(THE DATA):
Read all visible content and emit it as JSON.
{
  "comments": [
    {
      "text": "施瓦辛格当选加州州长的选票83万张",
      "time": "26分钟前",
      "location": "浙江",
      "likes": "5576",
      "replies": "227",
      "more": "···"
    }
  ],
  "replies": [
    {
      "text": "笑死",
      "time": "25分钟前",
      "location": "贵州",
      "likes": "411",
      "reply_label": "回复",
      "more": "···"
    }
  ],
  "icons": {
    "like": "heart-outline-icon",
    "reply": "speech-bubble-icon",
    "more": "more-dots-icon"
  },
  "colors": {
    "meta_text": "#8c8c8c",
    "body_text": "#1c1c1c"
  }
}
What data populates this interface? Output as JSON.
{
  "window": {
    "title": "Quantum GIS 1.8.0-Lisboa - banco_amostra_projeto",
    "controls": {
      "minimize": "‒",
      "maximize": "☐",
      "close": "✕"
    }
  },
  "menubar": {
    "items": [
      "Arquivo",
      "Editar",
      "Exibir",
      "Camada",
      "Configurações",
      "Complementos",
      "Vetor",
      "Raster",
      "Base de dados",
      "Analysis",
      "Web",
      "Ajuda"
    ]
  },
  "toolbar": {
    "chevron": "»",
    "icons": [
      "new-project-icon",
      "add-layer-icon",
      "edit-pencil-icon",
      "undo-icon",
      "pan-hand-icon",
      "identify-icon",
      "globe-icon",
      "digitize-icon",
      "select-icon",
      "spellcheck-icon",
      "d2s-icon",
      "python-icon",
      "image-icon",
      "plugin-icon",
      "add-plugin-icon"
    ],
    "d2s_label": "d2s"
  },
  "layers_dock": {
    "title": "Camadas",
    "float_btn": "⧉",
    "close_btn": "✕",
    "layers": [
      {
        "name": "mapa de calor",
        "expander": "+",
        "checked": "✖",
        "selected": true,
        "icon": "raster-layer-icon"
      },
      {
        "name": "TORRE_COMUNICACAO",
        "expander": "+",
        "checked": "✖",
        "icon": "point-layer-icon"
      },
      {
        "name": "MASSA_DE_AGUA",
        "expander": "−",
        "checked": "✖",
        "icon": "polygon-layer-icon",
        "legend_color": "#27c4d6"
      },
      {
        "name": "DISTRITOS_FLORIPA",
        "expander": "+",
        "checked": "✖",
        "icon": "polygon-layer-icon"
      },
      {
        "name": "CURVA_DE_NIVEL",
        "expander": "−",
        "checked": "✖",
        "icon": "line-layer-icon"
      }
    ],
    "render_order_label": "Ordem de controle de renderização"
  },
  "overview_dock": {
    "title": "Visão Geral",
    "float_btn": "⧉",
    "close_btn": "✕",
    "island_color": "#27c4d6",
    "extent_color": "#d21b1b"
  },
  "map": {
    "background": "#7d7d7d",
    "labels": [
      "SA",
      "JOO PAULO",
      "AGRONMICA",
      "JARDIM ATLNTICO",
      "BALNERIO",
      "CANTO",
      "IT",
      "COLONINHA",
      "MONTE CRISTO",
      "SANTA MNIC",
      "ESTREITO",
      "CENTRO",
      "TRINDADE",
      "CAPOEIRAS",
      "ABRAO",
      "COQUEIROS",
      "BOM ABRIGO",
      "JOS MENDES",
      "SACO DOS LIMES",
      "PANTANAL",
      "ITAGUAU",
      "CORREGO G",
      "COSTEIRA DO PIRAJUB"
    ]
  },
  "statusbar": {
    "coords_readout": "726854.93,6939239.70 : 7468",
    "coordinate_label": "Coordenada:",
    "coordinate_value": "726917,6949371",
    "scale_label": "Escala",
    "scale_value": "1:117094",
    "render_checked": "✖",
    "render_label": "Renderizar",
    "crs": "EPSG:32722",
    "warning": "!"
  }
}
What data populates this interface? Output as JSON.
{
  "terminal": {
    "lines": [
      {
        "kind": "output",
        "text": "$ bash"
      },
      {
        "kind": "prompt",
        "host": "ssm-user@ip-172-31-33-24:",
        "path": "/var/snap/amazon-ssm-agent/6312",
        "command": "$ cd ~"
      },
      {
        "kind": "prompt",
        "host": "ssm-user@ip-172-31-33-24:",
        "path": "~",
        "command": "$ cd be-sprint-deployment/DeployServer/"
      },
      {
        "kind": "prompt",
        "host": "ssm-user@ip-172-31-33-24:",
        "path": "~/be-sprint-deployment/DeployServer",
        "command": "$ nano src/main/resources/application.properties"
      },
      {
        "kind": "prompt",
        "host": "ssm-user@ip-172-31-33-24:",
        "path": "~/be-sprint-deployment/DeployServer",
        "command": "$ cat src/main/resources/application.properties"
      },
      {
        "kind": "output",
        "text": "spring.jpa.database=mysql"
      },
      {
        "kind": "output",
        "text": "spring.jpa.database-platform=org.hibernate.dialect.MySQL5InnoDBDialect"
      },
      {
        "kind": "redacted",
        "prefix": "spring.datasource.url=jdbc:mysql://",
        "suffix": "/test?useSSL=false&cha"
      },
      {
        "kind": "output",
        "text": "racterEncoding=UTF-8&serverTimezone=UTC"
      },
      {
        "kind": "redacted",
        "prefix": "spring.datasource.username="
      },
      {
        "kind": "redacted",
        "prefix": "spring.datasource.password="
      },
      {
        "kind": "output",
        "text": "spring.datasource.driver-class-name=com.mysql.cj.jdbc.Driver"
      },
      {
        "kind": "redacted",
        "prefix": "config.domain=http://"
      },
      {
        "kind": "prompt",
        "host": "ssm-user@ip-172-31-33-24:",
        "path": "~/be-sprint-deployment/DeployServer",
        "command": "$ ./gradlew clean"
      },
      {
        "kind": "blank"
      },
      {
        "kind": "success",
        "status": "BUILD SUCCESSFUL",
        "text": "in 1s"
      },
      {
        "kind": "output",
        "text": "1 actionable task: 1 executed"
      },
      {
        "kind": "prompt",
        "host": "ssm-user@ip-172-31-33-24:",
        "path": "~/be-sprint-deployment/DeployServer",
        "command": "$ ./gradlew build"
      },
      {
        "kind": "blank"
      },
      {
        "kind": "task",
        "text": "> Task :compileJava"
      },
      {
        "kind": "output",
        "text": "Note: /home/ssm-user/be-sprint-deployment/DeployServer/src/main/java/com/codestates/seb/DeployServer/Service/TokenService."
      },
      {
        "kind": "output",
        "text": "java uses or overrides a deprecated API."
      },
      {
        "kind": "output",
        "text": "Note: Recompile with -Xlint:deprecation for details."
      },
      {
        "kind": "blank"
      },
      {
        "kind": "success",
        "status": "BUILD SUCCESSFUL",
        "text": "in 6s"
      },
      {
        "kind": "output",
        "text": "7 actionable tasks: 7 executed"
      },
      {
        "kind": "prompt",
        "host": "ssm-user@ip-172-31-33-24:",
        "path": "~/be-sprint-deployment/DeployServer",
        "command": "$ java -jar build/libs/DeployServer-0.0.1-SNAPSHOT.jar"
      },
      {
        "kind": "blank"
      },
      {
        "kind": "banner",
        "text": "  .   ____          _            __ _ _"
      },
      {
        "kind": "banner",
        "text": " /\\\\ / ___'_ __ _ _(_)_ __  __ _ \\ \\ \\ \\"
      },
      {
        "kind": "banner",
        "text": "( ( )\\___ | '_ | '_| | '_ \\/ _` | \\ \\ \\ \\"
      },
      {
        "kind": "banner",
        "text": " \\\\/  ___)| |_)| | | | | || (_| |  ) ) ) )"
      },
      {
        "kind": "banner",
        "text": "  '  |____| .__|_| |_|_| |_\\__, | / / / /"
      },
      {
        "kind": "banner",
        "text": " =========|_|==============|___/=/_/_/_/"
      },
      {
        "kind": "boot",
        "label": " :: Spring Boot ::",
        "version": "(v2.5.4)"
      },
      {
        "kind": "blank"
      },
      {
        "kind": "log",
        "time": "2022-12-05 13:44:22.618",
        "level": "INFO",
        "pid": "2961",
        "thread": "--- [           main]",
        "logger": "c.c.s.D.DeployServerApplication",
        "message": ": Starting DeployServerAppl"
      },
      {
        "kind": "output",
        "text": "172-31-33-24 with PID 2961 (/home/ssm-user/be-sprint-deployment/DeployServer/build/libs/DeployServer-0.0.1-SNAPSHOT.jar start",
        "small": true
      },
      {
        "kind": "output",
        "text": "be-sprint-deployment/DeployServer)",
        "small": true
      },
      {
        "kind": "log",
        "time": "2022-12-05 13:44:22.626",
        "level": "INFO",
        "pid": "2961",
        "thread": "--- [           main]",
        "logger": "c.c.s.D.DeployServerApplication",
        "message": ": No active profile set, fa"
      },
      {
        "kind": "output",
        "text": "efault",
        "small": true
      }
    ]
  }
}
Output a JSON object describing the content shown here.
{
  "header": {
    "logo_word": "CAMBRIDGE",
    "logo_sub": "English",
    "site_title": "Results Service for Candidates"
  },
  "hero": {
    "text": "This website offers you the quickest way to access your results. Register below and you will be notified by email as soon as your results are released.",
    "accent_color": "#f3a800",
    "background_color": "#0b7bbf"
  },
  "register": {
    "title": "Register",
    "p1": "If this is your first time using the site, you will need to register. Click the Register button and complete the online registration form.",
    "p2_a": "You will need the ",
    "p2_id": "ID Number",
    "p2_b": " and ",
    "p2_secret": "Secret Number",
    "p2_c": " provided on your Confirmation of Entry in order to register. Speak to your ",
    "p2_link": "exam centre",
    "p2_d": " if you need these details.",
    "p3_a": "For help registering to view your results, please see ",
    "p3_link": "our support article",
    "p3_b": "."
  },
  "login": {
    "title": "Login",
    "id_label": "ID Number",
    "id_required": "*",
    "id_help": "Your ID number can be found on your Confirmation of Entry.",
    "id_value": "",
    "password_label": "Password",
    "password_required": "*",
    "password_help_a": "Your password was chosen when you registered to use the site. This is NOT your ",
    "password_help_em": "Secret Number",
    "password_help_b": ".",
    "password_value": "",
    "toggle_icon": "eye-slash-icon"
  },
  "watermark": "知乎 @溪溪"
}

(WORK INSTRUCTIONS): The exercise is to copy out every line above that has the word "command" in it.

(WRITTEN RESPONSE):
        "command": "$ cd ~"
        "command": "$ cd be-sprint-deployment/DeployServer/"
        "command": "$ nano src/main/resources/application.properties"
        "command": "$ cat src/main/resources/application.properties"
        "command": "$ ./gradlew clean"
        "command": "$ ./gradlew build"
        "command": "$ java -jar build/libs/DeployServer-0.0.1-SNAPSHOT.jar"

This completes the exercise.